village green, Outwood, Surrey, UK
Outwood Mill
associated engineer
Not known
date  1665
UK era  Stuart  |  category  Windmill  |  reference  TQ326456
ICE reference number  HEW 1357
photo  donation
Grade I listed Outwood Mill is the oldest working windmill in the country. Its builders are known to have sat on the partially completed roof in order to watch the Great Fire of London in the distance.
Outwood is a 'turret' post mill. The body, or buck, of a post mill contains the machinery and the whole thing rotates around a central post, hence its name. Turret-type post mills have a roundhouse built at the base. Here it is of brick, 6.7m in diameter and 2.75m high.
The mill is 11.89m tall. The buck is clad in tarred horizontal boarding and topped by an ogee-shaped roof. There is a tail ladder and tailpole and four anticlockwise single shuttered spring sails controlled by elliptical springs. The internal machinery includes a 2.44m diameter brake wheel with 108 wooden cogs, a tail wheel with cast iron spokes and oak rim with wooden cogs, and two pairs of overdrift stones.
The mill was built for Thomas Budgen in 1665. It was owned by the Jupp family from 1806 to 1962, when G. & R. Thomas acquired it. Two replacement sails were fitted in 1931 by the millwright Thomas B. Hunt of Soham for 80. Another pair of sails was purchased in 1933 from Forncett End, Norfolk.
Milling ceased at Outward in 1949 when a breast beam cracked and the windshaft dropped causing the sails to touch the roundhouse roof. Temporary repairs were made by millwrights E. Hole & Son of Burgess Hill, followed by extensive repairs completed in 1952. One of the sail stocks was found to be defective in 1955 and a new pair of spring sails was fitted. Another stock broke in 1956. E. Hole & Son fitted a new stock and sail and restored the mill to working order in 1958.

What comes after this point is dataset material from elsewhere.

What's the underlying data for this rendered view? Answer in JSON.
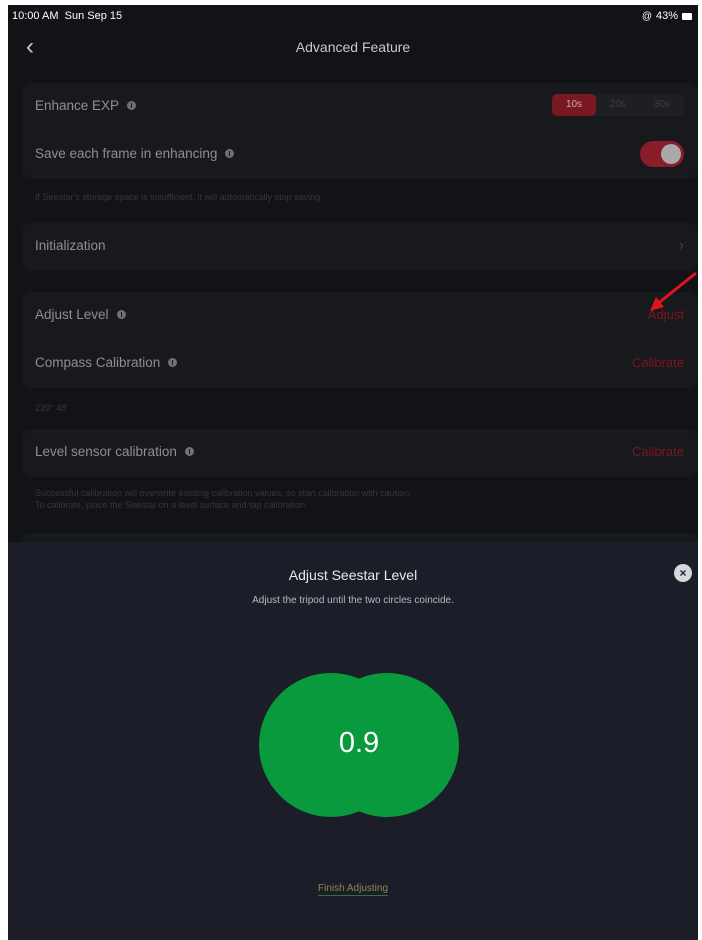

Research: PD
"Windmills in Surrey and Greater London" by A.C. Smith, Stevenage Museum Publications, 1976
reference sources   CEH South

Outwood Mill